The Advent Calendar of Physics: Hydrogen

Today’s equation in our march to Newton’s birthday is actually a tiny bit out of order, historically speaking:


This is the Rydberg formula for the wavelengths of the spectral lines in hydrogen (and hydrogen-like ions), with R a constant having the appropriate units, and the two n‘s being two dimensionless integers. This equation was developed in 1888 by the Swedish physicist Johannes Rydberg (who was generalizing from a formula for the visible lines of hydrogen that was worked out by a Swiss schoolteacher, Johann Balmer). As such, it pre-dates Einstein’s equation from yesterday, but its real importance in the history of physics comes later.

Rydberg’s formula works because hydrogen has an exceptionally simple spectrum of emission and absorption lines, which allowed the pattern of lines to become obvious. Explaining this pattern was a great puzzle for physics at the end of the 19th century, and in fact, the answer wasn’t worked out until 1913. In that year, Niels Bohr, who had been working with Rutherford around the time of his discovery of the atomic nucleus, first put forth the model of the atom that everybody nowadays learns in grade school.

Rutherford had the basic set-up before Bohr, of course– a hundred years ago this year, he suggested a model of the atom with a positively charged nucleus orbited by negatively charged electrons. This model is flatly impossible in classical physics, though– the moving electrons should produce radiation, which carries off energy causing them to spiral into the nucleus in a ridiculously short time. Given the physics known in 1911, there was no way to make the “solar system” model of the atom work.

Bohr’s great leap in 1913 was, essentially, to throw everything that was known about physics in 1911, at least in certain special cases. He suggested that there are certain special orbits around the nucleus in which, for some reason, the electron will not produce any radiation. As long as the electron occupies one of these orbits, the atom is perfectly stable. Atoms absorb and emit radiation when they move between these special orbits, and the radiation they emit has a frequency determined by the same rule used by Planck and Einstein (though Bohr was weirdly resistant to the idea of light quanta, and spent a long time trying to cobble together an alternative in which light remained a classical wave).

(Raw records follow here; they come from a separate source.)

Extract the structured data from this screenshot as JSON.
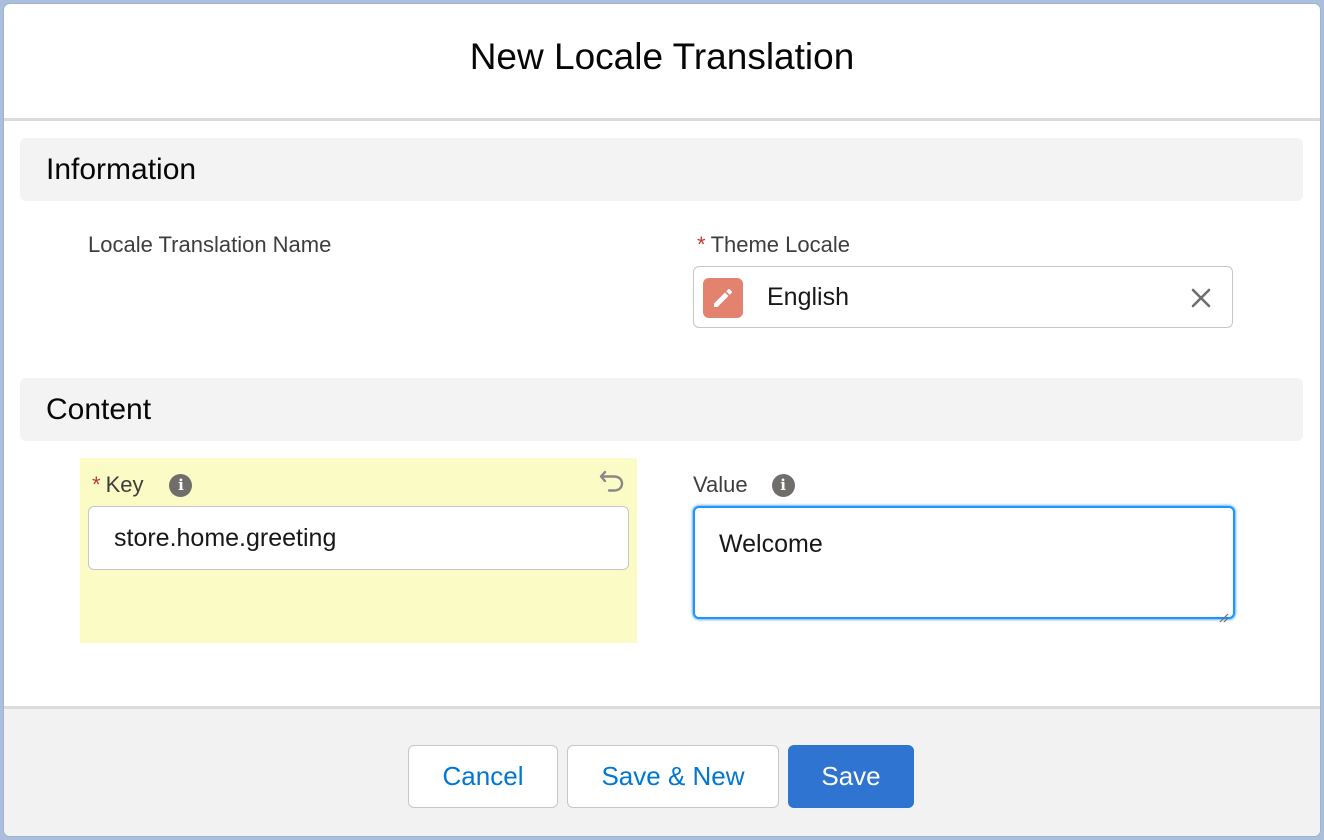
{
  "modal": {
    "title": "New Locale Translation"
  },
  "sections": {
    "information": "Information",
    "content": "Content"
  },
  "fields": {
    "locale_translation_name": {
      "label": "Locale Translation Name"
    },
    "theme_locale": {
      "label": "Theme Locale",
      "required_marker": "*",
      "value": "English",
      "icon": "pencil-icon"
    },
    "key": {
      "label": "Key",
      "required_marker": "*",
      "value": "store.home.greeting",
      "info_icon": "i"
    },
    "value": {
      "label": "Value",
      "value": "Welcome",
      "info_icon": "i"
    }
  },
  "footer": {
    "cancel_label": "Cancel",
    "save_new_label": "Save & New",
    "save_label": "Save"
  },
  "colors": {
    "brand": "#2e74d0",
    "required": "#c23934",
    "highlight": "#fafbc5",
    "lookup_icon_bg": "#e2826f",
    "focus": "#1b96ff"
  }
}
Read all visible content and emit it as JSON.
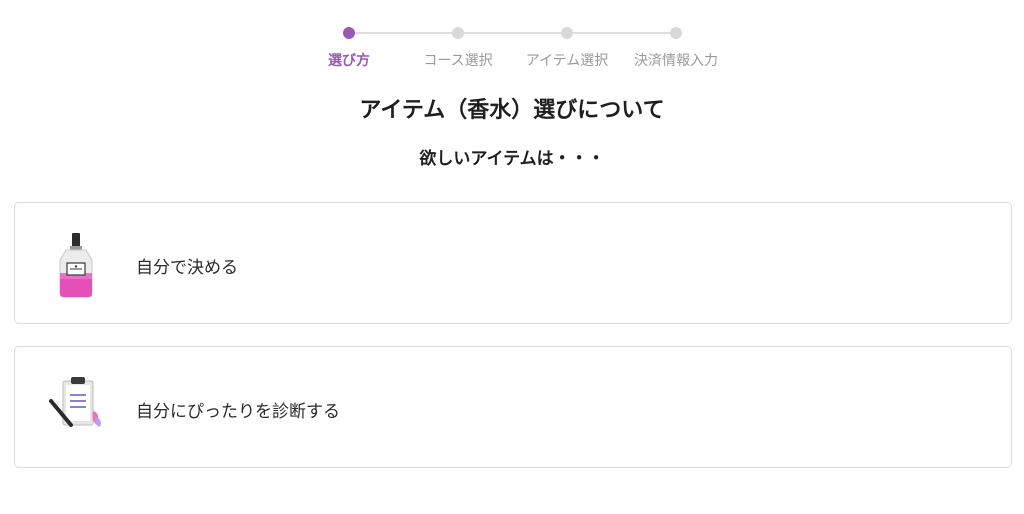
{
  "stepper": {
    "steps": [
      {
        "label": "選び方",
        "active": true
      },
      {
        "label": "コース選択",
        "active": false
      },
      {
        "label": "アイテム選択",
        "active": false
      },
      {
        "label": "決済情報入力",
        "active": false
      }
    ],
    "accent_color": "#9b59b6",
    "inactive_color": "#d9d9d9"
  },
  "main": {
    "title": "アイテム（香水）選びについて",
    "subtitle": "欲しいアイテムは・・・",
    "options": [
      {
        "label": "自分で決める",
        "icon": "perfume-bottle-icon"
      },
      {
        "label": "自分にぴったりを診断する",
        "icon": "clipboard-pen-icon"
      }
    ]
  }
}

Bohr suggested a simple condition for determining these stationary states– that the angular momentum of the electron in one of these states was an integer multiple of Planck’s constant divided by 2π (the famous h-bar of quantum physics). Using that condition, and known values of a bunch of fundamental constants, he could correctly predict the Rydberg formula for hydrogen.

While Einstein’s particle model of light was a revolutionary step, it’s nothing compared to Bohr’s model of hydrogen, which really lacked any kind of justification other than the empirical fact that it worked. And it works brilliantly for hydrogen, or any atom stripped of all but one of its electrons. It fails for anything more complicated, but with the addition of some other ad hoc rules, you can cobble together a rough quantum theory that explains the spectra of other elements, though it’s kind of a mess.

Bohr’s model was the critical step that cracked the door open, though, and once the idea of quantized energy states of atoms was out there, other people figured out how to do it right. Louis de Broglie (from an aristocratic French family, his surname is nearly impossible to say correctly if you’re not French) discovered that Bohr’s model could be explained if the electrons behaved like waves, and this wave nature was soon demonstrated by the American physicists Clinton Davisson and Lester Germer and the British physicst G.P. Thomson (whose father J.J. Thomson won a Nobel prize for proving the electron was a particle). Soon after that, Werner Heisenberg, working with Bohr in Copenhagen, came up with a matrix theory that made correct predictions, followed soon after by Schrödinger’s wave equation for the electron, and then Dirac’s relativistic equation. It took 25 years to get from Rydberg to Bohr in 1913, but once Bohr got things going, the full quantum theory was worked out by 1930 or so.

So, take a moment today to appreciate the elegant simplicity of the most basic element there is, which provided the glimpse of an underlying pattern that got quantum theory rolling. And come back tomorrow to see the next equation in our series as we enter the final days of our countdown.